**WHAT IS NEEDED:**
Sort through the entries below and pull out lines containing the word "mapping".

**DATA SUPPLIED:**
"""

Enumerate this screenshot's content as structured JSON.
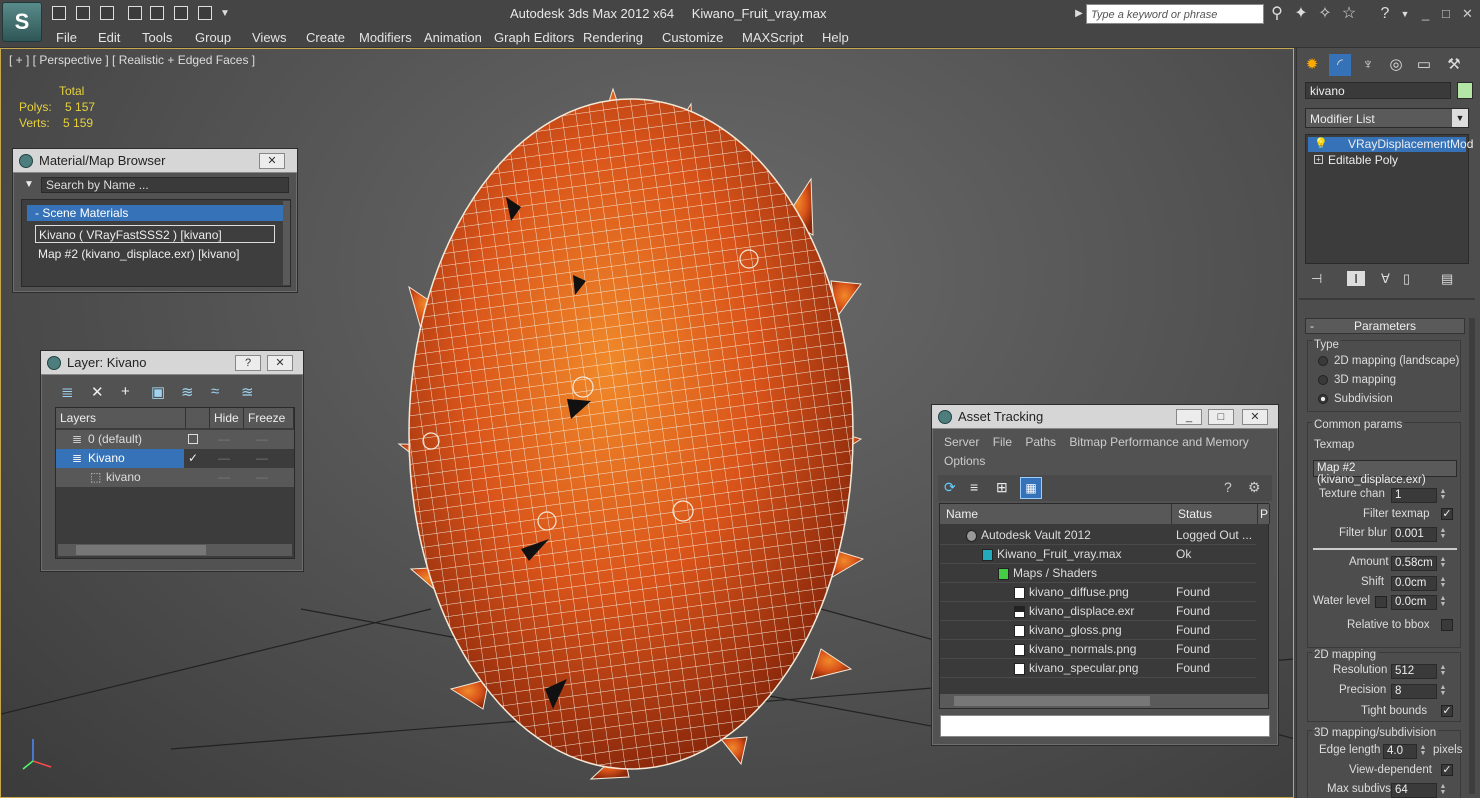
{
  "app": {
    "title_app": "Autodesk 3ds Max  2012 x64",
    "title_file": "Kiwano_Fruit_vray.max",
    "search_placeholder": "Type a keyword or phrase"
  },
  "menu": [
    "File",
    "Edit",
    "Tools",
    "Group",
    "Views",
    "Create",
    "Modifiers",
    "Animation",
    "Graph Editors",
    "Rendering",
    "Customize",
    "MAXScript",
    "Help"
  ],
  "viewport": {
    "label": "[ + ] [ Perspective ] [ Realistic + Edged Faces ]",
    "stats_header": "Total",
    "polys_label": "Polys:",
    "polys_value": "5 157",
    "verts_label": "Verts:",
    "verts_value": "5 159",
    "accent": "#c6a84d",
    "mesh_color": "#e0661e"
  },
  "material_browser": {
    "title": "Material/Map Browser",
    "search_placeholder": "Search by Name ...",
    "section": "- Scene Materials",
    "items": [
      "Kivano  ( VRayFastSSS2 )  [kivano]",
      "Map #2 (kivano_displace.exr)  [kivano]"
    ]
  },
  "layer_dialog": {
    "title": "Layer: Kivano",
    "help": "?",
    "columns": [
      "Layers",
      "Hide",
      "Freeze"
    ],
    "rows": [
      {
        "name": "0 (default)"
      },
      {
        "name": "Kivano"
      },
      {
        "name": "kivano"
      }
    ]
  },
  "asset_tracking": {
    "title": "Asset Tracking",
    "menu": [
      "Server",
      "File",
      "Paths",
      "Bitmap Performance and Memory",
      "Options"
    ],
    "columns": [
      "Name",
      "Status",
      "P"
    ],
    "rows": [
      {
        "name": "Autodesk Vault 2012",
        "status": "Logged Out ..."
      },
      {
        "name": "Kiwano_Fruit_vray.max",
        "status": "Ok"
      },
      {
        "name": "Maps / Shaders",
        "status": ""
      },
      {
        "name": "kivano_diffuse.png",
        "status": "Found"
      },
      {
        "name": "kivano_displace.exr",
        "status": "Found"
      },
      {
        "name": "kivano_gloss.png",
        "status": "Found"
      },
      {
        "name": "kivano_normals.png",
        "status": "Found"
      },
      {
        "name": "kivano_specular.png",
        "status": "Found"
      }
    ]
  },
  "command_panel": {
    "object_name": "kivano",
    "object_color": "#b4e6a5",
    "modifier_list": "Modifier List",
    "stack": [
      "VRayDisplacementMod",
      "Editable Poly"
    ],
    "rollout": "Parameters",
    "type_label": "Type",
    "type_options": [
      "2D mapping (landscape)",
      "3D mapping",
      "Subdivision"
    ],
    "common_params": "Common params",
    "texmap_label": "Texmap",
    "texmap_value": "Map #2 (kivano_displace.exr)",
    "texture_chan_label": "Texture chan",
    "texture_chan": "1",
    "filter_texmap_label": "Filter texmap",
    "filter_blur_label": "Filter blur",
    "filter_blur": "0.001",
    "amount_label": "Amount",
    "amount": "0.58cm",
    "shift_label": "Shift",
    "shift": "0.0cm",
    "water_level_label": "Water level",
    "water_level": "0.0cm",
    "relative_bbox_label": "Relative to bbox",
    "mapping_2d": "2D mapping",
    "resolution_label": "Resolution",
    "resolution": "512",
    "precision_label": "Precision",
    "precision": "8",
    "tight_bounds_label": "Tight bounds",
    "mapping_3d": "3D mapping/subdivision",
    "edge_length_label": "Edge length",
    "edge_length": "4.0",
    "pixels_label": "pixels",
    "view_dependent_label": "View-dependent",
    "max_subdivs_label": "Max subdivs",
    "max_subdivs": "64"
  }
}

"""

**EXPECTED ANSWER:**
      "2D mapping (landscape)",
      "3D mapping",
    "mapping_2d": "2D mapping",
    "mapping_3d": "3D mapping/subdivision",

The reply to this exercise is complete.